Calculus II

Universidad Carlos III de Madrid

Course Description

  • Course Name

    Calculus II

  • Host University

    Universidad Carlos III de Madrid

  • Location

    Madrid, Spain

  • Area of Study

    Calculus, Electrical Engineering

  • Language Level

    Taught In English

  • Prerequisites

    STUDENTS ARE EXPECTED TO HAVE COMPLETED:

    Calculus I

  • Course Level Recommendations

    Lower

    ISA offers course level recommendations in an effort to facilitate the determination of course levels by credential evaluators.We advice each institution to have their own credentials evaluator make the final decision regrading course levels.

    Hours & Credits

  • ECTS Credits

    6
  • Recommended U.S. Semester Credits
    3
  • Recommended U.S. Quarter Units
    4
  • Overview

    Calculus II (222 - 13970)
    Study: Bachelor in Electrical Power Engineering
    Semester 2/Spring Semester
    1st Year Course/Lower Division

    Please note: this course is cross-listed under the majority of engineering departments.

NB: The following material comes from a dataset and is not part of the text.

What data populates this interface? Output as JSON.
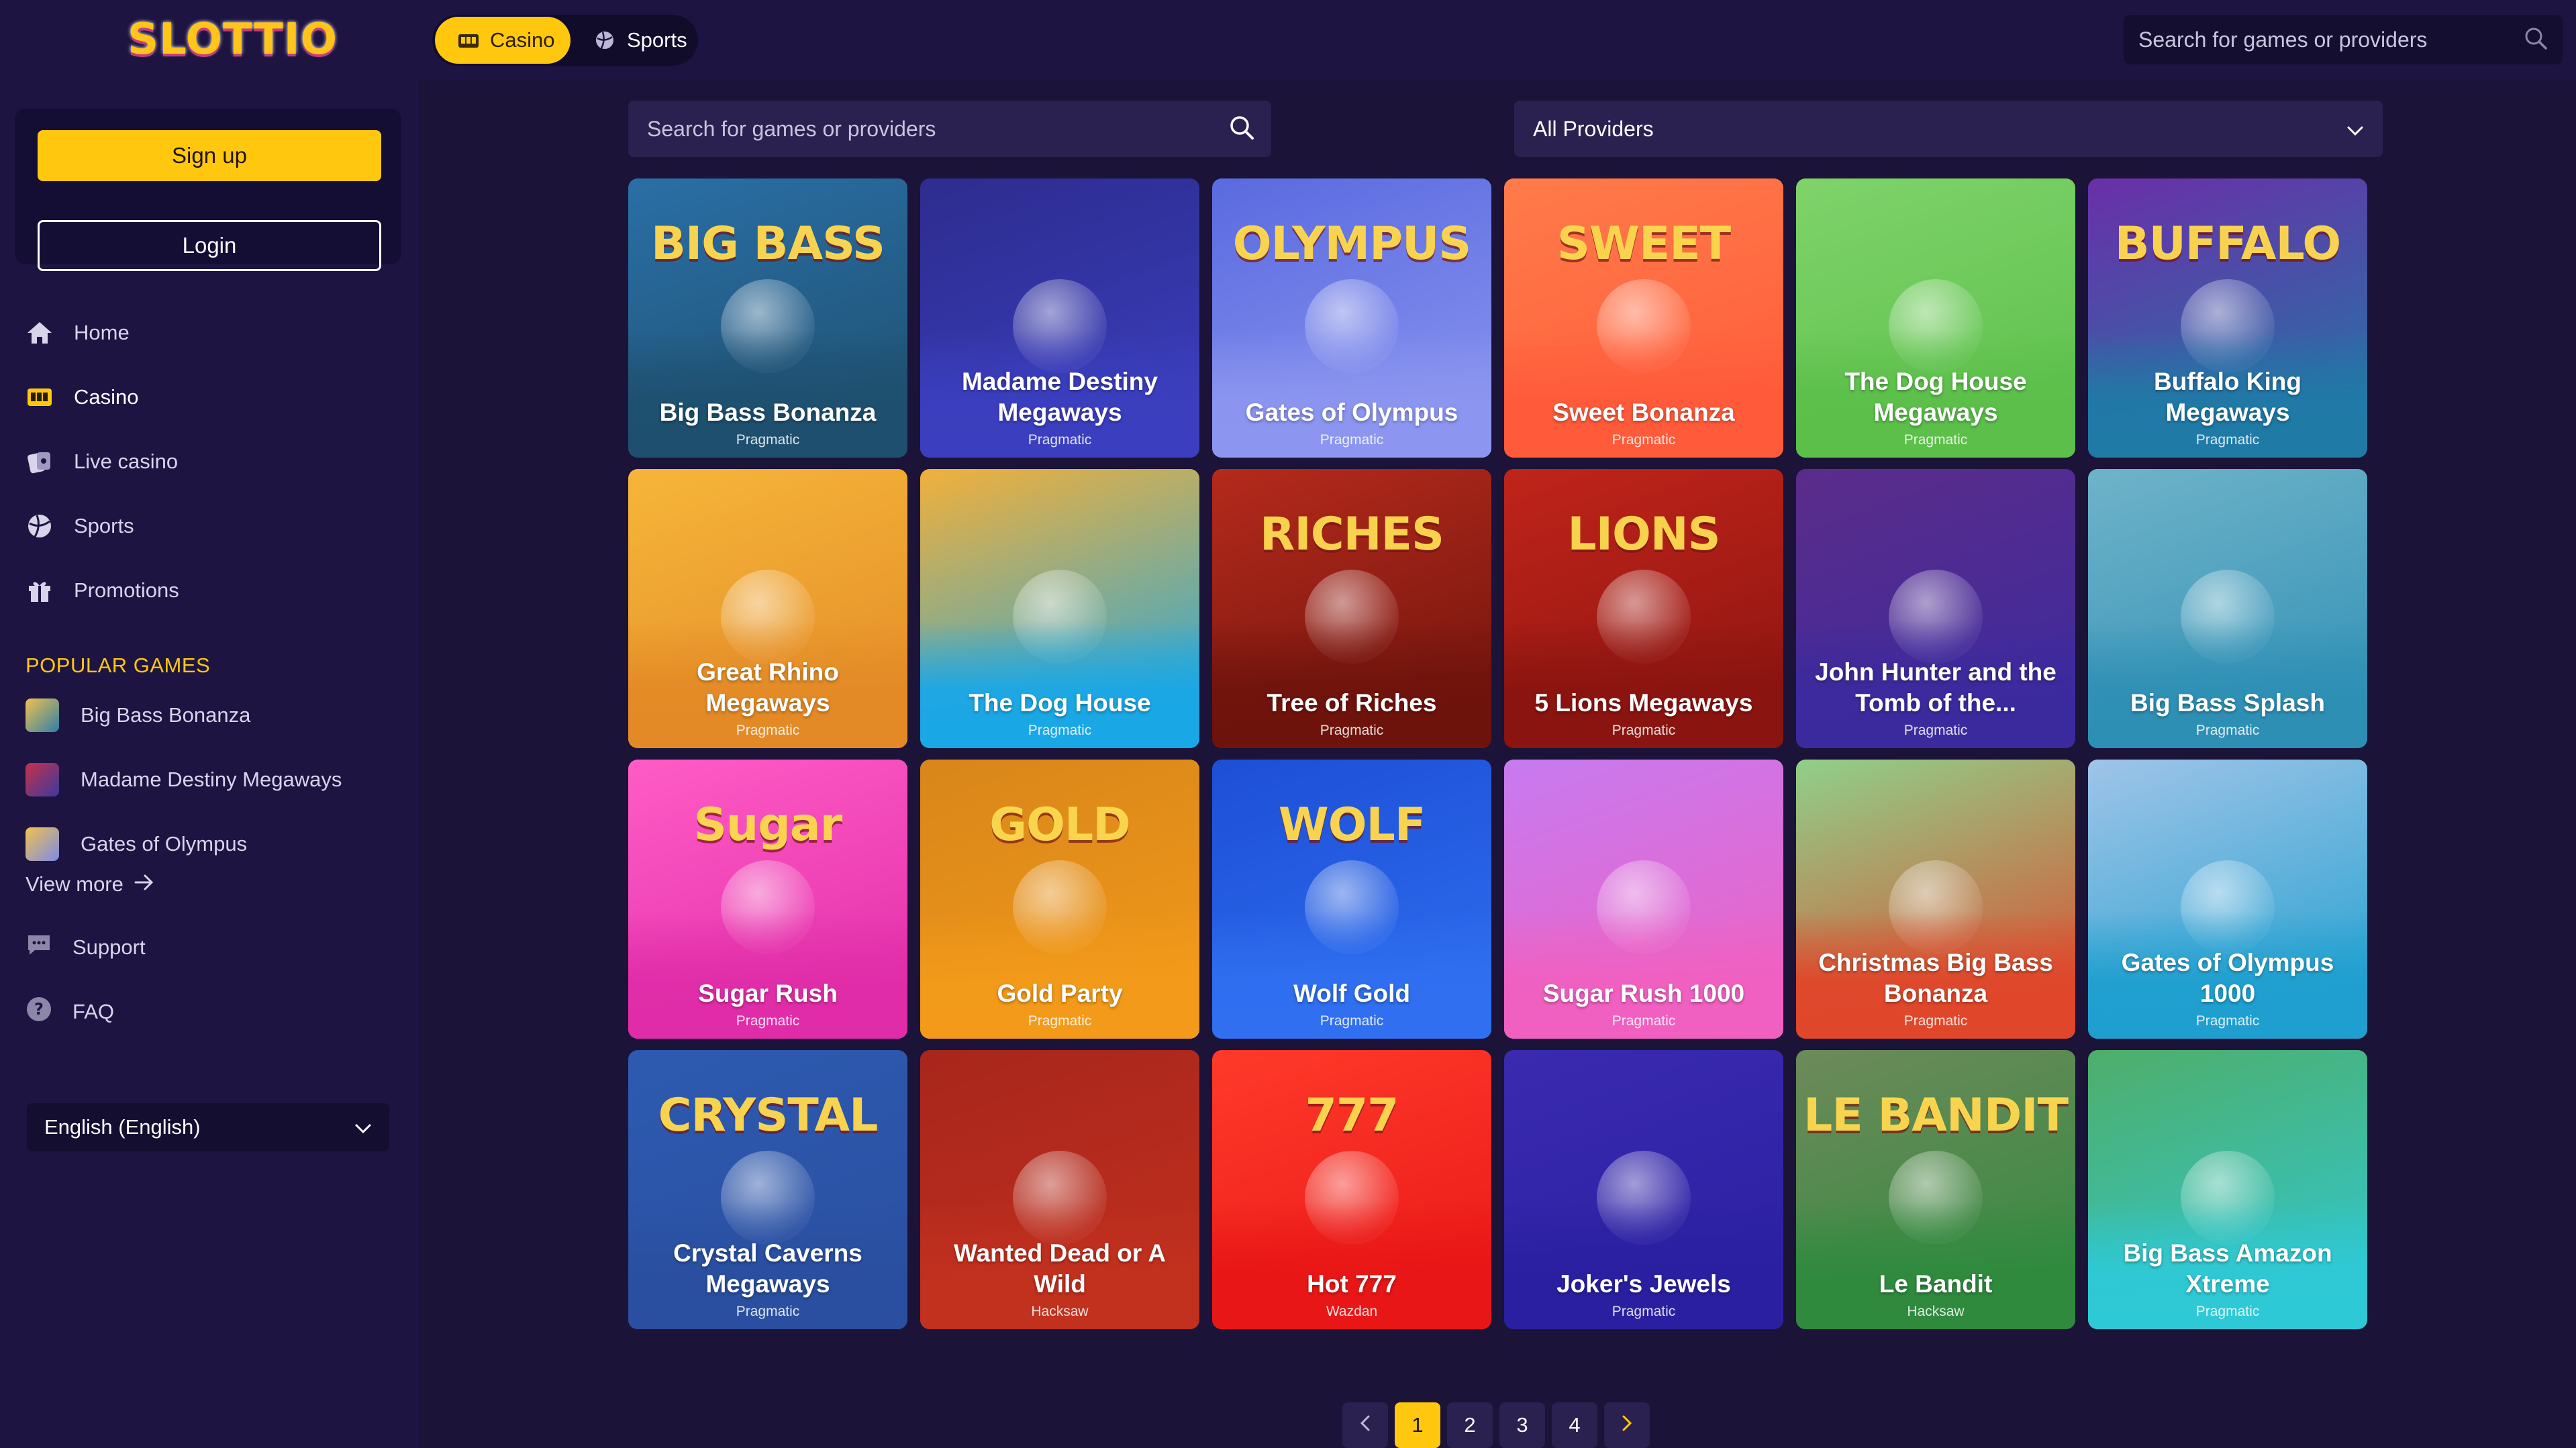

Students should select the course from the department that best fits their area of study.

    Students are expected to have completed:

    Calculus I

    Compentences and Skills that will be Acquired and Learning Results:

    The student will be able to formulate, solve and understand mathematical problems arising in engineering. To do so it is necessary, in this second course of Calculus, to be familiar with the n-dimensional euclidean space, in particular in dimension 3, and with its more usual subsets. He/she must be able to manage (scalar and vector) functions of several variables, their continuity, differentiability and integrability properties. The student must be able to solve optimization problems with and without restrictions and will apply the main integration theorems to compute areas and volumes, inertia moments and heat flow. He/she must know the concepts of ordinary differential equation and differential equations problem. The student will be able to solve the main first and second order differential equations.

    Description of Contents: Course Description

    The Euclidean space. Functions of several variables. Continuity and differentiability. Polar, spherical and cylindrical coordinates. The chain rule. Directional derivatives. Gradient, divergence and curl. Free and conditional optimization. Multidimensional Iterated integration. Changes of variables. Integration along trajectories. Integration on surfaces. Computation of areas, volumes, centers of mass , moments of inertia and. other applications of the integral. Theorems of Green, Stokes and Gauss. Introduction to differential equations. Laplace transform.

    Learning Activities and Methodology:

    The academic methodology includes:
    - Master classes, where the knowledge that the students must acquire will be presented. To make easier the development of the class, the students will have written notes and also will have the basic texts of reference that will facilitate their subsequent work.
    - Resolution of exercises by the student that will serve as self-evaluation and to acquire the necessary skills.
    - Problem classes, in which problems proposed to the students are discussed and developed.
    - Partial controls.
    - Final control.
    - Tutorials.

    Assessment System:

    The evaluation will be based in the following criteria:
    - Three or four partial evaluation controls (40%).
    - Final examination (60%).

    Basic Bibliography:

    MARSDEN, TROMBA. VECTOR CALCULUS. W. H. FREEMAN. 2003
    NAGLE. FUNDAMENTALS OF DIFERENTIAL EQUATIONS. PEARSON-ADDISON WESLEY. 2008
    SALAS, S.. CALCULUS: ONE AND SEVERAL VARIABLES. WILEY. 2007
    UÑA, SAN MARTIN, TOMEO. PROBLEMAS RESUELTOS DE CALCULO EN VARIAS VARIABLES. THOMSON.
    ZILL D.. A FIRST COURSE IN DiFFERENTIAL EQUATIONS WITH MODELING APPLICATIONS. BROOKS/COLE. 2013

    Additional Bibliography:

    APOSTOL. . CALCULUS. John Wiley & Sons. .

Course Disclaimer

Courses and course hours of instruction are subject to change.

ECTS (European Credit Transfer and Accumulation System) credits are converted to semester credits/quarter units differently among U.S. universities. Students should confirm the conversion scale used at their home university when determining credit transfer.